By Margaret Zheng
One day after school, I happened to overhear a conversation between a sophomore and freshman I somewhat knew. The freshman had asked for general advice about how to navigate her first year of high school. Eager to give counsel, the sophomore answered that she should be sure to get involved in clubs, especially those for which she might eventually seek a leadership role, and to sign up for some volunteer opportunities since “colleges like to see that.”
Just then, the sophomore had to answer a phone call. I, sensing that the freshman was not excited by the sophomore’s advice, took the opportunity to assure the young student, “It isn’t all about college -- high school’s a time to explore yourself.”
“Yes,” she responded, “explore before going to college.”
Out of curious daring, or daring curiosity, I then asked her, “Is college something you’re interested in, or is just something expected of you?”
Turns out, she personally did not feel any need to attend college -- she, after all, aspired to be a farmer, one who plows and sows and harvests so that we may eat. Now, in her case, college may in fact help her greatly in her dream -- say, if she were to attend Penn State’s School of Agriculture, or more unconventionally, the deeply environmental College of the Atlantic (where all students major in Human Ecology but study it through various disciplinary approaches, from literature to mathematics to farming & food systems). But still I wonder, how often are we so brave or introspective as to ask not where or for what to go to college, but rather why at all?
If you know me to any degree, you probably are now wondering, why I of all people would ask such a question. You may see me as an ambitious achiever, a righteous student, one who has so much in store for her via the expected college path. Why, the question shouldn’t be if I shall go to college, but rather, to which Ivy League school.
Rest assured that though I heartily disdain blind worship of the prestigious Ivy League eightsome (which, may I mention, got their title simply from their athletic conference), I do intend to attend college, and indeed, an Ivy League school is on my application list, among other institutions that excite me.
Why? A host of reasons: because my parents said so, because my teachers implied so, because I crave to learn, because I so desperately need to get OUT of my home and my neighborhood and this public school thing so to be finally free to develop and rely upon my own self -- if that fickle time-blind self learns to be reliable, that is. But really, even I have no inherent need to go to college.
There are plenty of valid reasons to aim for college, one of which is to get a good job and earn a good income. That may rightfully be very important for you, yet the common wisdom that college grads are getting all the jobs these days is not as clear-cut as we would wish.
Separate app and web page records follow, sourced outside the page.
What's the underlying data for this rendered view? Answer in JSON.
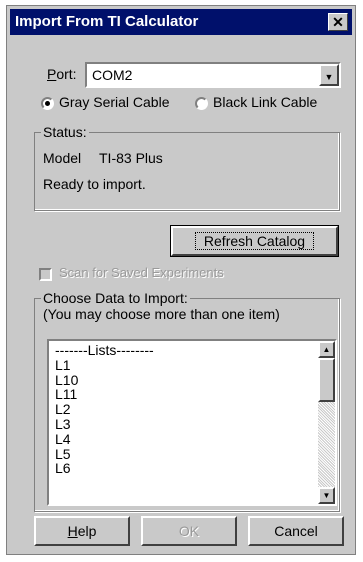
{
  "window": {
    "title": "Import From TI Calculator",
    "close_icon": "close-icon"
  },
  "port": {
    "label": "Port:",
    "value": "COM2"
  },
  "cable": {
    "gray_label": "Gray Serial Cable",
    "black_label": "Black Link Cable",
    "selected": "gray"
  },
  "status": {
    "legend": "Status:",
    "model_label": "Model",
    "model_value": "TI-83 Plus",
    "message": "Ready to import."
  },
  "refresh_button": "Refresh Catalog",
  "scan_checkbox": {
    "label": "Scan for Saved Experiments",
    "enabled": false,
    "checked": false
  },
  "import": {
    "legend": "Choose Data to Import:",
    "hint": "(You may choose more than one item)",
    "items": [
      "-------Lists--------",
      "L1",
      "L10",
      "L11",
      "L2",
      "L3",
      "L4",
      "L5",
      "L6"
    ]
  },
  "buttons": {
    "help": "Help",
    "ok": "OK",
    "cancel": "Cancel"
  }
}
There is certainly a chance that with an undergrad or even graduate degree you will still be lost in the job market, heaving debt upon your shoulders as you seek any work whatsoever to pay your rent.
And according to the Georgetown University Center on Education and the Workforce, 20% percent of “good jobs” still only require a high school diploma, and 24% percent require only some college, an associate’s degree, or other type of “middle-skills” job training. Maybe you don’t care -- after all, college is an experience just as much as a potential job credential, and perhaps you don’t take to a job in manufacturing or “skilled services.” But...think about it.
In a world of opportunities, there are wonderfully many paths that one could stride besides the well-worn trail of college. You could start a business, attend a trade school or apprenticeship program, join the military, volunteer for AmeriCorps, hone your craft as an artist, become a healer in yoga and holistic medicine, go hike the Appalachian Trail.
Or if you’re just not feeling like college now and want a break after 12+ years of schooling, you could take a gap year. There are really cool programs like UnCollege and LEAPYEAR that even provide you college credit for a life-transforming year of travel, internships, and personal or spiritual growth, but you could also design your own hiatus from brick-and-mortar education.
One person I know spent her gap year hosting workshops at high schools across America to hear what students had to say about their education -- and now as a college student, she continues her work in youth empowerment as the Executive Director of the nonprofit organization Student Voice.
If you do decide that college is for you, there are still a plethora of options to explore, beyond the schools that you always hear North students and teachers talking about.
Have you heard of Goddard College, a low-residency school in Vermont where you decide what and how you will learn? Or the Wayfinding Academy in Oregon, a two-year program that upturns the traditional college system, guiding you in discovering your capabilities and passions before immersing you in real-life internships and experiences to begin living your purpose? Look up “unconventional colleges” and you’ll get a long list of many other quirky schools that don’t just prepare you for an economy, but rather for life.
Not everyone wants to try something daring or offbeat, and probably not everyone should. But perhaps you do. If so, explore your options. Your life is yours, so set out upon your own path and find what brings you value.